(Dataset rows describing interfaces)
>>>
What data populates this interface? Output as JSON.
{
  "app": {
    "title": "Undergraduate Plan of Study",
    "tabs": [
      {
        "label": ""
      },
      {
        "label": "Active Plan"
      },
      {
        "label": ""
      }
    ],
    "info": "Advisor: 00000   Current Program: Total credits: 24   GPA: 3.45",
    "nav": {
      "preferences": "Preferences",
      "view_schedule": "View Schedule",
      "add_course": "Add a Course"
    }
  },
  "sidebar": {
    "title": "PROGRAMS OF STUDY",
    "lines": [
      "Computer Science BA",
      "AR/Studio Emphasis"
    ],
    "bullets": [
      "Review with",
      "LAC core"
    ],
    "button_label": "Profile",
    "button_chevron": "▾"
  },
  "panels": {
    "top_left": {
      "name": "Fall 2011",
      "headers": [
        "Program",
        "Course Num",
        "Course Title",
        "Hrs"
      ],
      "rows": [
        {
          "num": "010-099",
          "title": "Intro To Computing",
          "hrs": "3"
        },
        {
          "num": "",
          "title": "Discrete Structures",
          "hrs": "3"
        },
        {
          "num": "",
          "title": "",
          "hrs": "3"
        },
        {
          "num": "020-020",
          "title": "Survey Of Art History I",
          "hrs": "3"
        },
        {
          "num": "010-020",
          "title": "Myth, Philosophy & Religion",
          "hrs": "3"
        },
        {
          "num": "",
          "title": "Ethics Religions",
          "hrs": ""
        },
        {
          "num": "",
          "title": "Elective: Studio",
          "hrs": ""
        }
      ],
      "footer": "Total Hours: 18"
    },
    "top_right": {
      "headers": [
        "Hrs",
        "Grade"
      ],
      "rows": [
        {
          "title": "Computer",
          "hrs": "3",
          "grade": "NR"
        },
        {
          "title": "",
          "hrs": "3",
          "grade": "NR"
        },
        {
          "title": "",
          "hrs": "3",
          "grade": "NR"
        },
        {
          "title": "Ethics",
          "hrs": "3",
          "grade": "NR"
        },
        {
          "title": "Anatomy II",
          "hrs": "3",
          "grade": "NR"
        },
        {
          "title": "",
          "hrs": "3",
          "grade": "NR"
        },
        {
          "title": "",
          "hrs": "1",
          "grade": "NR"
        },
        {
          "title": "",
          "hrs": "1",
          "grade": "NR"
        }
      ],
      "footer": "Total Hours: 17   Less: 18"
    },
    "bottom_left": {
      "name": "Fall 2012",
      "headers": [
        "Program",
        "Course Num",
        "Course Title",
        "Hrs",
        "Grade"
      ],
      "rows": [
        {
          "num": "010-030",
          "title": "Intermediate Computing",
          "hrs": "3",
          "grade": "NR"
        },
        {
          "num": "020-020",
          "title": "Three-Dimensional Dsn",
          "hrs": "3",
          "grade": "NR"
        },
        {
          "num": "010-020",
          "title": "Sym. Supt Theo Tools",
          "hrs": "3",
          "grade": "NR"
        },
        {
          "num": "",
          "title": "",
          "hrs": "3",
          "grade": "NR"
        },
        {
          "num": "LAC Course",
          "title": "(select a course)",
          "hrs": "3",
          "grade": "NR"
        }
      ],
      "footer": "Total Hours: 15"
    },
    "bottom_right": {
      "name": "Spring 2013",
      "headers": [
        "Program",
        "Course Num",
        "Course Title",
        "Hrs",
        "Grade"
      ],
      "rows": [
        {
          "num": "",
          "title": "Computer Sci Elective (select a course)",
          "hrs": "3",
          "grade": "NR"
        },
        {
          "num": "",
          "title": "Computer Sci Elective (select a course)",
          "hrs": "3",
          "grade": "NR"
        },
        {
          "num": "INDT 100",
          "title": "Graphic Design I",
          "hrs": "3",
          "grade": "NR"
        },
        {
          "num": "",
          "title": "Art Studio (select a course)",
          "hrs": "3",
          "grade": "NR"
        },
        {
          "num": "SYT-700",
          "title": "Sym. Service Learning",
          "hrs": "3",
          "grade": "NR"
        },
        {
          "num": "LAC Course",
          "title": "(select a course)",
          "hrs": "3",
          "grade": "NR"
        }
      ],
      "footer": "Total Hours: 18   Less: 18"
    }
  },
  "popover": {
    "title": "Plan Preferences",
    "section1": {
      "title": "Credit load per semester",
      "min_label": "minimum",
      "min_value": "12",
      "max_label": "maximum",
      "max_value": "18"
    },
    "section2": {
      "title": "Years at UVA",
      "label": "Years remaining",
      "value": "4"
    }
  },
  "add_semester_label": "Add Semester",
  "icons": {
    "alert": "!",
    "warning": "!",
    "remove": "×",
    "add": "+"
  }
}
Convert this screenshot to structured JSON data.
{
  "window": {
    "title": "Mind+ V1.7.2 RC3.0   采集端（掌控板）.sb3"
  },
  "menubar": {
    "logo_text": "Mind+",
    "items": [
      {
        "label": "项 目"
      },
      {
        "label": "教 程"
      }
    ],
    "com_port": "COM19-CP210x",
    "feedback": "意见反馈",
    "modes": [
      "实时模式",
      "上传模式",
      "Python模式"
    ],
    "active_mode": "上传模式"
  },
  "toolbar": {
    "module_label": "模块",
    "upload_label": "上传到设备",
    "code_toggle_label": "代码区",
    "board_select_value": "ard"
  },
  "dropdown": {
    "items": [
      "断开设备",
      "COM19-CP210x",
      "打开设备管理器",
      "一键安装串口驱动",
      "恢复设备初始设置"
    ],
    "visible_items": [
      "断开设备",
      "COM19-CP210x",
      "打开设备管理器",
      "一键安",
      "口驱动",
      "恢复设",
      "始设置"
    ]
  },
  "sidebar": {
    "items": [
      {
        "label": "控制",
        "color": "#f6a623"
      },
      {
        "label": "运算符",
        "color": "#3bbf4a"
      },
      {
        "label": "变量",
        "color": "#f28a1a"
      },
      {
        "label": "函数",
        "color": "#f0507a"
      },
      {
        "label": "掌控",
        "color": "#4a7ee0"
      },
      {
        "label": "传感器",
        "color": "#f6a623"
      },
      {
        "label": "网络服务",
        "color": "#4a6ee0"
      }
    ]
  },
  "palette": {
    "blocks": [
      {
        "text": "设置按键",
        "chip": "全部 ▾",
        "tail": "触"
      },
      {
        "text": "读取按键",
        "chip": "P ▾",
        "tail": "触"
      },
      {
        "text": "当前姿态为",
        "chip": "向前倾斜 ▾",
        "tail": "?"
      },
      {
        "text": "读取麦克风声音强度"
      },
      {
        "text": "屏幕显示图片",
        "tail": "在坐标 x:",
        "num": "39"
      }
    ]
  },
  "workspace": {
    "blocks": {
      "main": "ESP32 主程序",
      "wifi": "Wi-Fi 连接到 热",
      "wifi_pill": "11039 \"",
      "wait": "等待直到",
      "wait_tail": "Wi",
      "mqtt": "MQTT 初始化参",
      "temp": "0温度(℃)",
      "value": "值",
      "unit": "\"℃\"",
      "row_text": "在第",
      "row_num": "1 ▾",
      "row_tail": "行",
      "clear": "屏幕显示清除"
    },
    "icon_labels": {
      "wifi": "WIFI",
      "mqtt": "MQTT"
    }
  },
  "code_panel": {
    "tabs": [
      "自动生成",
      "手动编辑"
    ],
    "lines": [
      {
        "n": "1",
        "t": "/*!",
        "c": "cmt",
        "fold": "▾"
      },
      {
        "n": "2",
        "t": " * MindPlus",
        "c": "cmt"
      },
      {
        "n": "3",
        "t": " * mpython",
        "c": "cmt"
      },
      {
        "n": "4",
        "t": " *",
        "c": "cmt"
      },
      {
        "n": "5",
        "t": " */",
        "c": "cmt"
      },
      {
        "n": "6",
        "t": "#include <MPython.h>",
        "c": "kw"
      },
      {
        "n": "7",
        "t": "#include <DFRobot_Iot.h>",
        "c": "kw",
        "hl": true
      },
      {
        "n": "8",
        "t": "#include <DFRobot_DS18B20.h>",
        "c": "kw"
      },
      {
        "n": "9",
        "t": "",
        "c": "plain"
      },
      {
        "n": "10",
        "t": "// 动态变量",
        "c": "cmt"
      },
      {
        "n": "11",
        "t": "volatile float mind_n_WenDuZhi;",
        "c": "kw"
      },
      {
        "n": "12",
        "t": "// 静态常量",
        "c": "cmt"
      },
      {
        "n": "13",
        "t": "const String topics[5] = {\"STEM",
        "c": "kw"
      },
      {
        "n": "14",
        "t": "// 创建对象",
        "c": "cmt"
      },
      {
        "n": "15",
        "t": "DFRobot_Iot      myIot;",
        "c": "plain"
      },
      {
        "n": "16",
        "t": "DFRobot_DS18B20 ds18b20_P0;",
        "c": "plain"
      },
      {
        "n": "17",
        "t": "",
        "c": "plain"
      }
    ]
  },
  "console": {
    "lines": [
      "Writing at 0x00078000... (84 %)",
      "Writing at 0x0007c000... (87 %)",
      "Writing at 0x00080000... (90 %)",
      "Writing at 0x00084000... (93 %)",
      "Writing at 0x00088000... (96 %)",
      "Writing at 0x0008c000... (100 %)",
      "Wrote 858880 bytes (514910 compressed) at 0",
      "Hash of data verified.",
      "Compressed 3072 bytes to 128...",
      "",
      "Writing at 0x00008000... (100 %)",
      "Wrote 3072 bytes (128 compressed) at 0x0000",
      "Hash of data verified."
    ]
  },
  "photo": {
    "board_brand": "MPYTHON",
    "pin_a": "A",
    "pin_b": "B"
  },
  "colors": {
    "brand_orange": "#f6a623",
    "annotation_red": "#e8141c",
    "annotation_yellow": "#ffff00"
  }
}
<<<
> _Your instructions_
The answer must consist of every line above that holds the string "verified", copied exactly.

> _Response_
      "Hash of data verified.",
      "Hash of data verified."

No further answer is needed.